Exercise details: Copy, from the data below, each line that has the word "JSON".

Data for review:
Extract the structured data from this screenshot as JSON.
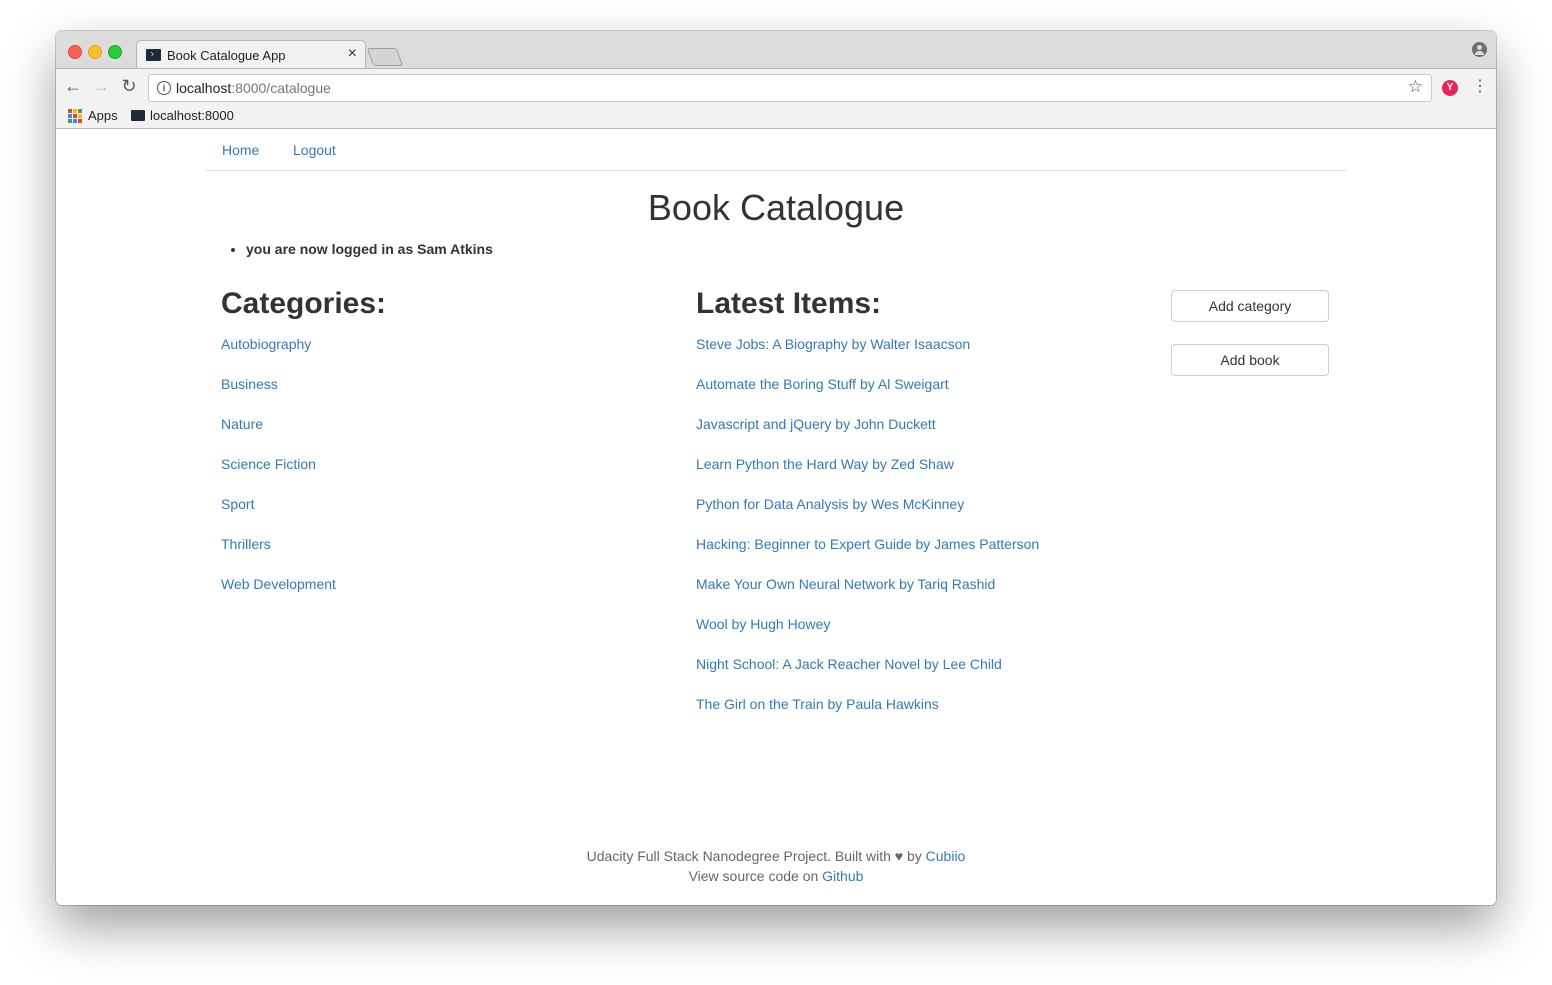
{
  "browser": {
    "tab_title": "Book Catalogue App",
    "tab_close": "×",
    "url_host": "localhost",
    "url_path": ":8000/catalogue",
    "bookmarks": [
      {
        "label": "Apps"
      },
      {
        "label": "localhost:8000"
      }
    ],
    "extension_glyph": "Y"
  },
  "nav": {
    "home": "Home",
    "logout": "Logout"
  },
  "page": {
    "title": "Book Catalogue",
    "flash_message": "you are now logged in as Sam Atkins"
  },
  "categories": {
    "heading": "Categories:",
    "items": [
      "Autobiography",
      "Business",
      "Nature",
      "Science Fiction",
      "Sport",
      "Thrillers",
      "Web Development"
    ]
  },
  "latest": {
    "heading": "Latest Items:",
    "items": [
      "Steve Jobs: A Biography by Walter Isaacson",
      "Automate the Boring Stuff by Al Sweigart",
      "Javascript and jQuery by John Duckett",
      "Learn Python the Hard Way by Zed Shaw",
      "Python for Data Analysis by Wes McKinney",
      "Hacking: Beginner to Expert Guide by James Patterson",
      "Make Your Own Neural Network by Tariq Rashid",
      "Wool by Hugh Howey",
      "Night School: A Jack Reacher Novel by Lee Child",
      "The Girl on the Train by Paula Hawkins"
    ]
  },
  "actions": {
    "add_category": "Add category",
    "add_book": "Add book"
  },
  "footer": {
    "line1_text": "Udacity Full Stack Nanodegree Project. Built with ♥ by ",
    "line1_link": "Cubiio",
    "line2_text": "View source code on ",
    "line2_link": "Github"
  },
  "colors": {
    "link": "#337ab7",
    "text": "#333333",
    "extension": "#e8245c"
  }
}
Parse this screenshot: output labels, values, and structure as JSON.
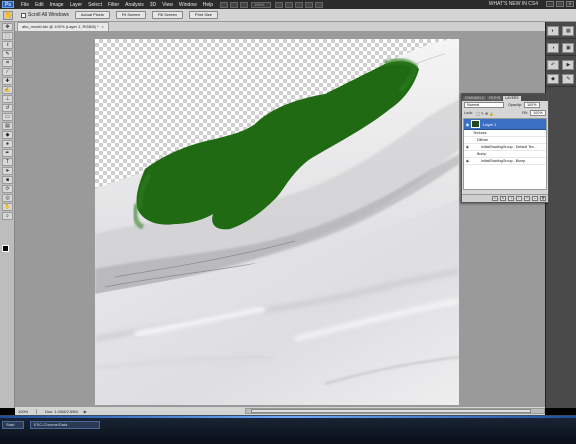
{
  "app": {
    "logo": "Ps",
    "menus": [
      "File",
      "Edit",
      "Image",
      "Layer",
      "Select",
      "Filter",
      "Analysis",
      "3D",
      "View",
      "Window",
      "Help"
    ],
    "zoom_select": "100%",
    "whats_new": "WHAT'S NEW IN CS4",
    "window_buttons": [
      "–",
      "□",
      "✕"
    ]
  },
  "options_bar": {
    "scroll_all_windows": "Scroll All Windows",
    "buttons": [
      "Actual Pixels",
      "Fit Screen",
      "Fill Screen",
      "Print Size"
    ]
  },
  "document": {
    "tab_title": "abc_model.tdx @ 100% (Layer 1, RGB/8) *",
    "tab_close": "×"
  },
  "status_bar": {
    "zoom": "100%",
    "doc_info": "Doc: 1.00M/2.59M",
    "arrow": "▶"
  },
  "taskbar": {
    "items": [
      "Start",
      "ESC-Chrome/Data"
    ]
  },
  "layers_panel": {
    "tabs": [
      "CHANNELS",
      "PATHS",
      "LAYERS"
    ],
    "active_tab": "LAYERS",
    "blend_mode": "Normal",
    "opacity_label": "Opacity:",
    "opacity_value": "100%",
    "lock_label": "Lock:",
    "fill_label": "Fill:",
    "fill_value": "100%",
    "layer_name": "Layer 1",
    "sub_items": [
      {
        "label": "Textures",
        "indent": 0
      },
      {
        "label": "Diffuse",
        "indent": 1
      },
      {
        "label": "InitialShadingGroup - Default Tex...",
        "indent": 2
      },
      {
        "label": "Bump",
        "indent": 1
      },
      {
        "label": "InitialShadingGroup - Bump",
        "indent": 2
      }
    ]
  },
  "colors": {
    "paint_green": "#1f6a12",
    "surface": "#e6e6e6",
    "selection_blue": "#3b6fc4"
  }
}
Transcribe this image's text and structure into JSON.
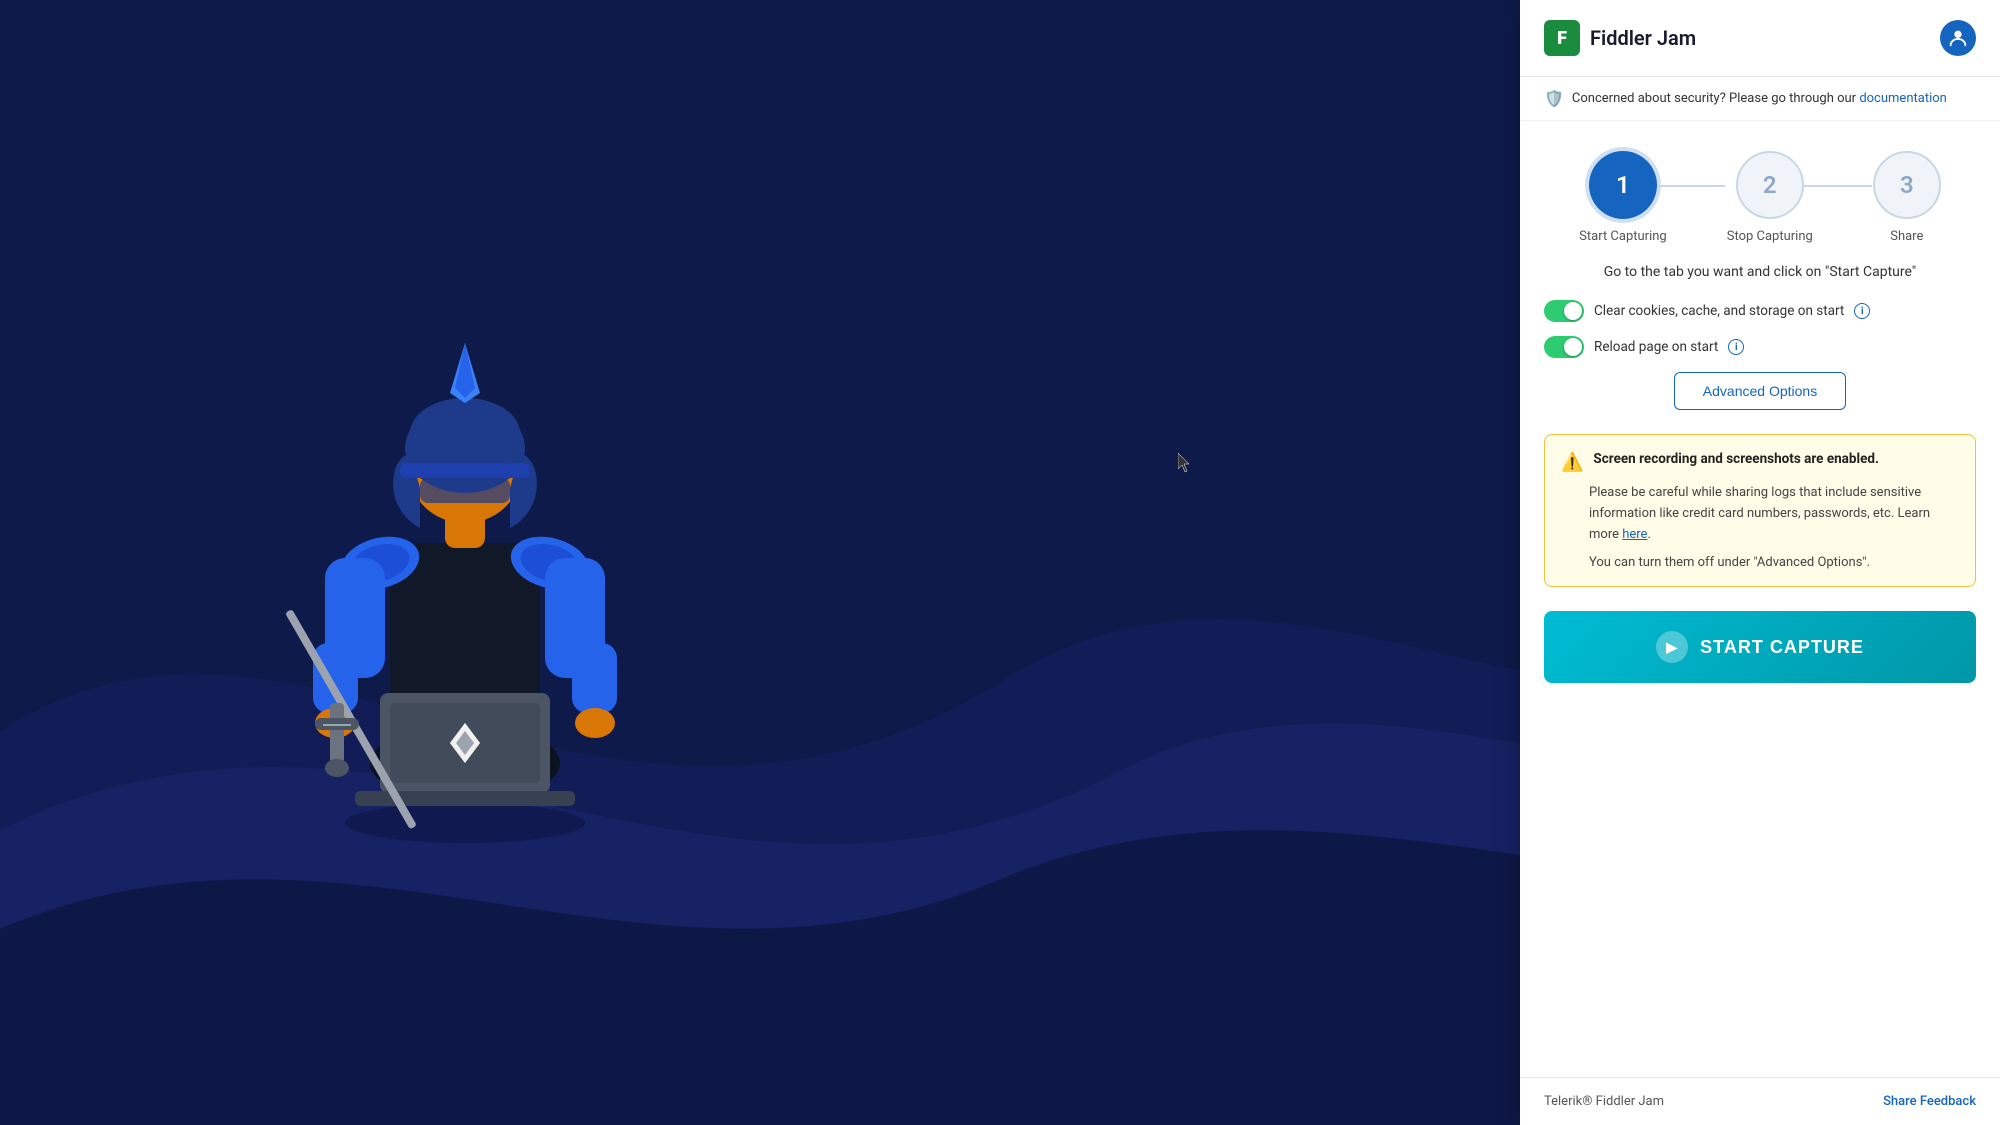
{
  "background": {
    "color": "#0e1a4a"
  },
  "header": {
    "logo_letter": "F",
    "title": "Fiddler Jam",
    "logo_bg": "#1b8c3e"
  },
  "security_banner": {
    "text": "Concerned about security? Please go through our ",
    "link_text": "documentation"
  },
  "steps": [
    {
      "number": "1",
      "label": "Start Capturing",
      "active": true
    },
    {
      "number": "2",
      "label": "Stop Capturing",
      "active": false
    },
    {
      "number": "3",
      "label": "Share",
      "active": false
    }
  ],
  "instruction": {
    "text": "Go to the tab you want and click on \"Start Capture\""
  },
  "toggles": [
    {
      "label": "Clear cookies, cache, and storage on start",
      "enabled": true
    },
    {
      "label": "Reload page on start",
      "enabled": true
    }
  ],
  "advanced_options": {
    "label": "Advanced Options"
  },
  "warning": {
    "title": "Screen recording and screenshots are enabled.",
    "body": "Please be careful while sharing logs that include sensitive information like credit card numbers, passwords, etc. Learn more ",
    "link_text": "here",
    "note": "You can turn them off under \"Advanced Options\"."
  },
  "start_capture": {
    "label": "START CAPTURE"
  },
  "footer": {
    "brand": "Telerik® Fiddler Jam",
    "feedback_link": "Share Feedback"
  }
}
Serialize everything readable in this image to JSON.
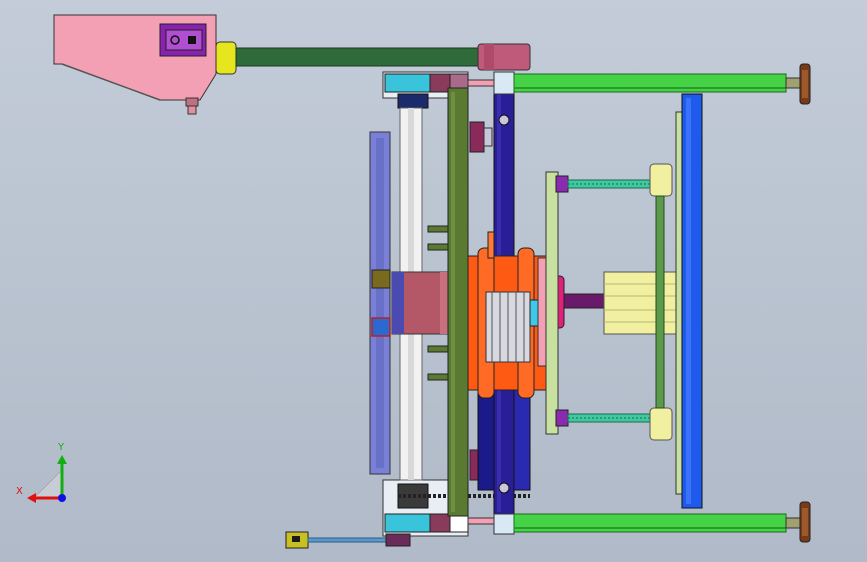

Solution:
Extract the structured data from this screenshot as JSON.
Parse this screenshot: output labels, values, and structure as JSON.
Transcribe this image's text and structure into JSON.
Serialize everything readable in this image to JSON.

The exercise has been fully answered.